DACA was never a long-term solution. But it was a stopgap measure that helped to reduce the instability of being an undocumented immigrant in this country. It was a small clearing in the woods, where we could pretend for just a little while that we are like everyone else in this country. That we had the same rights and privileges as everyone else who works here and pays taxes and aspires to bigger and better things in life. That we had the same rights as everyone else to dream and plan for and reach the future.
In the four years since that joyous mail day, I’ve been busy trying to develop my skills as a filmmaker, a writer, a person. I’ve renewed my DACA card every two years, as required by law.
The first year I renewed DACA I had just moved to New York on my own savings. I worked as (possibly the worst-ever) administrative assistant at a small private school, and I freelanced in film and media, until I was able to move into a full-time position at Fusion.
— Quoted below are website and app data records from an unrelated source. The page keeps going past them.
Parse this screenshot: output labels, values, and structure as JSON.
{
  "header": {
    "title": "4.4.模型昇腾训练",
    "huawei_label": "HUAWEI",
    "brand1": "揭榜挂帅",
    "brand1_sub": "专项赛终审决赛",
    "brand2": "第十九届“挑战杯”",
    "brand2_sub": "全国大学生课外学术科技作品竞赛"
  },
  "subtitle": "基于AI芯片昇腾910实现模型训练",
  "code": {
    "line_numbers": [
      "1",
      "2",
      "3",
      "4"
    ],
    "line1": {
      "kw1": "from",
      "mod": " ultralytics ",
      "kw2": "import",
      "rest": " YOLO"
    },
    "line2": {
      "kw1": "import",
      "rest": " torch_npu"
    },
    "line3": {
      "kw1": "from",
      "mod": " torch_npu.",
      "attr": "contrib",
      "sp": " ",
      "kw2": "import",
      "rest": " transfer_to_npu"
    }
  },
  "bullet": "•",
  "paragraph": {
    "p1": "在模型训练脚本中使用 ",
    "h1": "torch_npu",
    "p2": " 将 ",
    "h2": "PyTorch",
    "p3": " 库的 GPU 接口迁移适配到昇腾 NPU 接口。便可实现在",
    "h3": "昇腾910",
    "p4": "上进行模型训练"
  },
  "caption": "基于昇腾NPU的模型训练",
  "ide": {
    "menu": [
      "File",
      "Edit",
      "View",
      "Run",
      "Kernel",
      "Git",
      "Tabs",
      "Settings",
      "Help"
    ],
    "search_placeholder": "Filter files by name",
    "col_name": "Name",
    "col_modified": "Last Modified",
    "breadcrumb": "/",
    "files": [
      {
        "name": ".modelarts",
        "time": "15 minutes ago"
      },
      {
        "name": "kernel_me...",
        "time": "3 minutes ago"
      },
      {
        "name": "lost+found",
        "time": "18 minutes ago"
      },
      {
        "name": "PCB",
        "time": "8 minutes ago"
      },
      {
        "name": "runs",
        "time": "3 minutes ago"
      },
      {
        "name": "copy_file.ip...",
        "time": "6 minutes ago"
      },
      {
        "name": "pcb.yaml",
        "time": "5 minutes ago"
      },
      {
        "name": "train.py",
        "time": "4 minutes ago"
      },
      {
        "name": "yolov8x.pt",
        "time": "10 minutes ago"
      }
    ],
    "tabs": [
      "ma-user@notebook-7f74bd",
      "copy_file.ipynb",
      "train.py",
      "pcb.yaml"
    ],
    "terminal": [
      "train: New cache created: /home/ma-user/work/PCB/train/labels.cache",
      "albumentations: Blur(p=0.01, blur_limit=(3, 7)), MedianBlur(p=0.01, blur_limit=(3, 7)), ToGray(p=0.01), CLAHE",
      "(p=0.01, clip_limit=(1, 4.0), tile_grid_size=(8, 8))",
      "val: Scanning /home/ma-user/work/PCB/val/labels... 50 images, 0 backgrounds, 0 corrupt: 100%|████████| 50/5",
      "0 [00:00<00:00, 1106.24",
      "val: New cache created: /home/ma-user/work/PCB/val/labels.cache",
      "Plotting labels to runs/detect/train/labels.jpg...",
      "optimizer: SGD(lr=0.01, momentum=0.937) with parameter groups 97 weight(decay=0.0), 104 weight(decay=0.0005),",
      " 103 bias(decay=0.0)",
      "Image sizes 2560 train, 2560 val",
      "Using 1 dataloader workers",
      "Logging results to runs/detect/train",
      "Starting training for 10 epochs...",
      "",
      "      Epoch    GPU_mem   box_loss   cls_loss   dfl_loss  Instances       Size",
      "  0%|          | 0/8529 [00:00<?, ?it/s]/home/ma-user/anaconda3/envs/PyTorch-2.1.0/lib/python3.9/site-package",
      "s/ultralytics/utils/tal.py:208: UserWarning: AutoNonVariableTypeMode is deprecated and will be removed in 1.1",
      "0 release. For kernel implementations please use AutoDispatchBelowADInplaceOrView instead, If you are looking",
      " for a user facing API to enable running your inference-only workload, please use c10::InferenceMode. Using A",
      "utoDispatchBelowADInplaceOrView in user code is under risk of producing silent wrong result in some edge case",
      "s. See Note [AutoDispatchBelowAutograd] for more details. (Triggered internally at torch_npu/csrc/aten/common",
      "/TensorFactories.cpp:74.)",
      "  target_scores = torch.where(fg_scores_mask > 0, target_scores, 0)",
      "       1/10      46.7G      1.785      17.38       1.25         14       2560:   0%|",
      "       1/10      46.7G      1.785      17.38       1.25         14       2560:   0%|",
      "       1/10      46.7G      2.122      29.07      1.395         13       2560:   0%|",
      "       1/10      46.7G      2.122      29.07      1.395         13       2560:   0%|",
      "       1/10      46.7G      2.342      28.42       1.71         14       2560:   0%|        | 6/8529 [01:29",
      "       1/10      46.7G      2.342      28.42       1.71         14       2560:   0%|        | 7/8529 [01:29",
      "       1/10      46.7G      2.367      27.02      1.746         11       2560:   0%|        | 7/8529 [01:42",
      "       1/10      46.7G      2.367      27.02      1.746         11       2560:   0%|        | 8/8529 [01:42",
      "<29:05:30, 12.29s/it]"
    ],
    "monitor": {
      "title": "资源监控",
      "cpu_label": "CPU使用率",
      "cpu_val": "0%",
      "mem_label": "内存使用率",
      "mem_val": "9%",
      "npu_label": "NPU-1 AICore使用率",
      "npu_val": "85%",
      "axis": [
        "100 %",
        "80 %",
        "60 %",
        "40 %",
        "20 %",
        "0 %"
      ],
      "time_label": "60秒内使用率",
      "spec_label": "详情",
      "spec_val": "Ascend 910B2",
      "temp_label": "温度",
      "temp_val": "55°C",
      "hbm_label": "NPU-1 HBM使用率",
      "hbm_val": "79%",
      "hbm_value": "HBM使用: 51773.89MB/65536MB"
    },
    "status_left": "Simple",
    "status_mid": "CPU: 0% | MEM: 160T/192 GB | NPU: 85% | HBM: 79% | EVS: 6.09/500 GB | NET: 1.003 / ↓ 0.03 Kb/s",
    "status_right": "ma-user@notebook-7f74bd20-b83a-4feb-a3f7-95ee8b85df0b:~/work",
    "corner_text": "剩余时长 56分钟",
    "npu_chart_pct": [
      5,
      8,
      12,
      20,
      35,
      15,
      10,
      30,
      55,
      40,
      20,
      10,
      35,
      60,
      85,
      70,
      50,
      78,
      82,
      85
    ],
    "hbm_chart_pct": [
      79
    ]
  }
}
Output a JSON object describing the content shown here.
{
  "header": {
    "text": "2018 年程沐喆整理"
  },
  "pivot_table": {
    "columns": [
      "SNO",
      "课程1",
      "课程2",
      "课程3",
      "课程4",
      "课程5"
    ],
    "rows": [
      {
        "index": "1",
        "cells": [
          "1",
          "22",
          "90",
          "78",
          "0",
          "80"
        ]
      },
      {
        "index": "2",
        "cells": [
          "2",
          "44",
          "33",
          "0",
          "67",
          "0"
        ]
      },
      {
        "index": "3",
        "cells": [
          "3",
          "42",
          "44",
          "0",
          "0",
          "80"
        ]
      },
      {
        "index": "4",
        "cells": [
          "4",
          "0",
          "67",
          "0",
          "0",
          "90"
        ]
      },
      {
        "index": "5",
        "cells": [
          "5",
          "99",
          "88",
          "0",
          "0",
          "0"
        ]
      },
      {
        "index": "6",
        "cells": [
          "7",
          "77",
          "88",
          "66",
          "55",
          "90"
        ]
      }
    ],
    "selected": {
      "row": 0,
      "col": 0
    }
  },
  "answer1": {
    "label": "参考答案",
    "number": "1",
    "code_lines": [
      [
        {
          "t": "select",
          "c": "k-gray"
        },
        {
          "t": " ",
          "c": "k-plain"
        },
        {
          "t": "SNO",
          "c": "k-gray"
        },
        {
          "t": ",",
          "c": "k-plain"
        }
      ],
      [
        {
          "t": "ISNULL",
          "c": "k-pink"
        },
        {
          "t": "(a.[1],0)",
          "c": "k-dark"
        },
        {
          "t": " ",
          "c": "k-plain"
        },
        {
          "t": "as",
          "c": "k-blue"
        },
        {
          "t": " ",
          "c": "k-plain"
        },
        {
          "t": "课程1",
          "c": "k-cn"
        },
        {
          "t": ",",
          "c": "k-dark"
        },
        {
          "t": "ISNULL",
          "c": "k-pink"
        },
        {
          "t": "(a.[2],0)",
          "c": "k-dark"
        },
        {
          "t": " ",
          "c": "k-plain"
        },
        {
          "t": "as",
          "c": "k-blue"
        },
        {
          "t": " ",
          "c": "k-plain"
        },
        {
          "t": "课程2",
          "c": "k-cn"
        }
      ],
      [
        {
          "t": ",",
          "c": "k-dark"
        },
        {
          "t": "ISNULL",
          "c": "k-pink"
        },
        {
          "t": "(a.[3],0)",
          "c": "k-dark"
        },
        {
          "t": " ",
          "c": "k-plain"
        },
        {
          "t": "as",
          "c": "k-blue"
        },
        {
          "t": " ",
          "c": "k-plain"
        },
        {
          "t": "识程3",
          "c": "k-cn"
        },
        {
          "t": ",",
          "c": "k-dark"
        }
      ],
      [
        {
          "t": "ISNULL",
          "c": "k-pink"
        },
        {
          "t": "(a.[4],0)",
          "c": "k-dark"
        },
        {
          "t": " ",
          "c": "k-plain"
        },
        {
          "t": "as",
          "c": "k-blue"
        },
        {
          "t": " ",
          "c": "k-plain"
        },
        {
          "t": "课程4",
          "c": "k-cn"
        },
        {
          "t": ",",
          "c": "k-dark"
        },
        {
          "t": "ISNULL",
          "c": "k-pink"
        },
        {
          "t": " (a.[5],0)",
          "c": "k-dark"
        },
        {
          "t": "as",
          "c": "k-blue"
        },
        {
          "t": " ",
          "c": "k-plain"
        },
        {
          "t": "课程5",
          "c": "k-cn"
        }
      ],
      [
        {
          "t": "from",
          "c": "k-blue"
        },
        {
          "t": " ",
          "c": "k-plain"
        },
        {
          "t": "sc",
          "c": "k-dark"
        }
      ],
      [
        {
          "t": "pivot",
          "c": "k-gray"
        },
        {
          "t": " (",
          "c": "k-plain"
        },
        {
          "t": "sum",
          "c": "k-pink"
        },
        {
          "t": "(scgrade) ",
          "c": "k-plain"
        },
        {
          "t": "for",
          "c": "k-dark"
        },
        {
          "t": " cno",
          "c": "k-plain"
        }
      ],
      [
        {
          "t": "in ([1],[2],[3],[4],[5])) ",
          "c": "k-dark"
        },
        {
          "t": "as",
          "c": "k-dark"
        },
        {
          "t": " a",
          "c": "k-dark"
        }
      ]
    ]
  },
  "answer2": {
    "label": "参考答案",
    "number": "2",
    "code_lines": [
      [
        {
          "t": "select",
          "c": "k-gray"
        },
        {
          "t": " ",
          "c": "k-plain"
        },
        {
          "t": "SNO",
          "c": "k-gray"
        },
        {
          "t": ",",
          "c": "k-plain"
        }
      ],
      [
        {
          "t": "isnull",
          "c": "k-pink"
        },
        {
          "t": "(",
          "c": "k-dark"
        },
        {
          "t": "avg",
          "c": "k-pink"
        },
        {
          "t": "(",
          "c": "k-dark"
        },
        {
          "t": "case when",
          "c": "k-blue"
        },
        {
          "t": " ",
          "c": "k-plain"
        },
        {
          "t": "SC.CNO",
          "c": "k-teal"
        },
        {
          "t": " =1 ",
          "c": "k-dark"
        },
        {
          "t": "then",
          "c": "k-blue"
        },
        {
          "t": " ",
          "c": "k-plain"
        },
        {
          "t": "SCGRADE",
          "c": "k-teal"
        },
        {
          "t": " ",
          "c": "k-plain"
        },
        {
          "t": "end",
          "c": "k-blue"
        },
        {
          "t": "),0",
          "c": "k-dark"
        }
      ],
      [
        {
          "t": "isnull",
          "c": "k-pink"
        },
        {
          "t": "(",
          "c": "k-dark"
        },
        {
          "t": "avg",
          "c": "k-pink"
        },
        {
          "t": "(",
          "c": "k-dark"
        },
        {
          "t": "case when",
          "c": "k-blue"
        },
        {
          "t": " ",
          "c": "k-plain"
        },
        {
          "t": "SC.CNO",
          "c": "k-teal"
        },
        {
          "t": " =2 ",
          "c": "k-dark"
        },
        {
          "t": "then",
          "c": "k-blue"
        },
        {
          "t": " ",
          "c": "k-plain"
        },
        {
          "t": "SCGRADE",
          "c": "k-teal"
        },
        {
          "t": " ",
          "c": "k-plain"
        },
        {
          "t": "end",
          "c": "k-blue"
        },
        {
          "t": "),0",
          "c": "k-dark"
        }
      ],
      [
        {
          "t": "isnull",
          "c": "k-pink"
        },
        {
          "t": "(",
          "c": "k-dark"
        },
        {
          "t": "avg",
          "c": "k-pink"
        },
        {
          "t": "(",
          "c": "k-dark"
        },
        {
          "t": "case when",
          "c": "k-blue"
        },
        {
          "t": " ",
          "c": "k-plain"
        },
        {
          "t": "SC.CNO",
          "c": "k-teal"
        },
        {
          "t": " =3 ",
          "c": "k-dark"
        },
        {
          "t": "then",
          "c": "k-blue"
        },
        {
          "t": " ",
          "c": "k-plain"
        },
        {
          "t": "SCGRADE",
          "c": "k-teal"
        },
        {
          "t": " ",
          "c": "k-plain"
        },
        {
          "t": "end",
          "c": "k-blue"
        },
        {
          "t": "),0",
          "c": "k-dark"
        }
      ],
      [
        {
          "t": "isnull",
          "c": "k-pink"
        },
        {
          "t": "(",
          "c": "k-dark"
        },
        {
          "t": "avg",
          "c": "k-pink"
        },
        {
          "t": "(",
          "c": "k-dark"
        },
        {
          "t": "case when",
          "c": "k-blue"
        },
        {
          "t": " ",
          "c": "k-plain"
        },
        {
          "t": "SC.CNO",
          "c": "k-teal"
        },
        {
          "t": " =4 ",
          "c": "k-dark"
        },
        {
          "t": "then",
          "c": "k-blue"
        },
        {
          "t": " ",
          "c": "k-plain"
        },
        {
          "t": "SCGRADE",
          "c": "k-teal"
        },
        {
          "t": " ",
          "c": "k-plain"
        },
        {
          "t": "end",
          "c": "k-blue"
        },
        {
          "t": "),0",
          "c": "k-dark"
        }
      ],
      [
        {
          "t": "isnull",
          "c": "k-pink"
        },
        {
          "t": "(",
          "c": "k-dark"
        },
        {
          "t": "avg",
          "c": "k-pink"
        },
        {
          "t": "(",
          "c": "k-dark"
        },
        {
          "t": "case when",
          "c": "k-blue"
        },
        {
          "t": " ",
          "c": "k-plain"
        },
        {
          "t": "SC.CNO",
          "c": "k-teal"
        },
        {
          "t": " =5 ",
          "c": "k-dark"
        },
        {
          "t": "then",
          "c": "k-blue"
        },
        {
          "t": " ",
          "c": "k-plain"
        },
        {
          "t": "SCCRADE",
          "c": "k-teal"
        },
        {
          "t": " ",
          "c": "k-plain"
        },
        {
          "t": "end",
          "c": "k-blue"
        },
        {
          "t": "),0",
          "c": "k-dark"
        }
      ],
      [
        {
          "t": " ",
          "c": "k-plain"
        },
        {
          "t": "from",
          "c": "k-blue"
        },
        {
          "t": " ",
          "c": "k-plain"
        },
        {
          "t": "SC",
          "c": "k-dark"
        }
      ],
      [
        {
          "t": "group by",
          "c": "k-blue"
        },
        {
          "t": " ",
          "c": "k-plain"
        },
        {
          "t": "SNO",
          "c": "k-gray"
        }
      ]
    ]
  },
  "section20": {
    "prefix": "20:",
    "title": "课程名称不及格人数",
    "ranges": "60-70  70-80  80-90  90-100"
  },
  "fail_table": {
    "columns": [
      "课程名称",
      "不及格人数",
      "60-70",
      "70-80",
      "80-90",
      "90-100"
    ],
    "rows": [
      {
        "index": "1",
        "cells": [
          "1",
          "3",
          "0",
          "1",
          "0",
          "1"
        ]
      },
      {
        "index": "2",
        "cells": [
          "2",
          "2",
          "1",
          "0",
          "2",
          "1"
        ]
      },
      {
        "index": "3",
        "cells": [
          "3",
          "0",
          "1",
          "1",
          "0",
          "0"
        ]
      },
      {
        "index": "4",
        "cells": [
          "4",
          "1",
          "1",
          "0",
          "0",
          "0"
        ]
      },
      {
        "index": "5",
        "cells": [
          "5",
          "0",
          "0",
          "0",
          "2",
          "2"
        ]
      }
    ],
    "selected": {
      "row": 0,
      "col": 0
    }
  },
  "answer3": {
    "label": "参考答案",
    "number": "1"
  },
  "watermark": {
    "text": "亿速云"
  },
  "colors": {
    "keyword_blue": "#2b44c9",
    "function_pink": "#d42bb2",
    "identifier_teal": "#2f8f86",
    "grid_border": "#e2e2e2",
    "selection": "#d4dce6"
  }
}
Not everyone I work with knows about my immigration status. I don’t wear it on my sleeve. I don’t talk about it ad nauseum. But it’s always on my mind; I can rarely forget it.
The second time I renewed DACA was this year. Due to the lag in the system, perhaps due to a pre-election rush on renewals, I was forced to take unpaid time off from work until I got my renewed card in the mail to work legally again. Despite working for a news site that has a progressive editorial stance, I was almost terminated. I eventually got my card in the mail three hours before I was set to be fired. Others in my position were not so lucky.
I don’t pretend to speak for everyone who is living in this country without proper immigration documents— all 11 million of us. I don’t pretend to speak for everyone who is marginalized in this country. But I do suspect that I speak for many of us when I say that the ifs of being undocumented are nothing new. And if anything, these ifs are what strengthens our hope.
Our hope is raw. Our hope is beaten. Our hope is bruised. But our hope is there. Our hope is there when we wake up every morning, and it’s with us when we go to bed at night. And in the morning, we still have hope. And no law, policy, or mean talk can take our hope away.
I urge those in power to work with that hope, to work with us, to bring us into the fold. Because we are America. And if America allows it, we have a lot of hope to give.
Jorge Corona is a filmmaker, photographer, and writer born in Mexico, raised in Texas, and living in New York.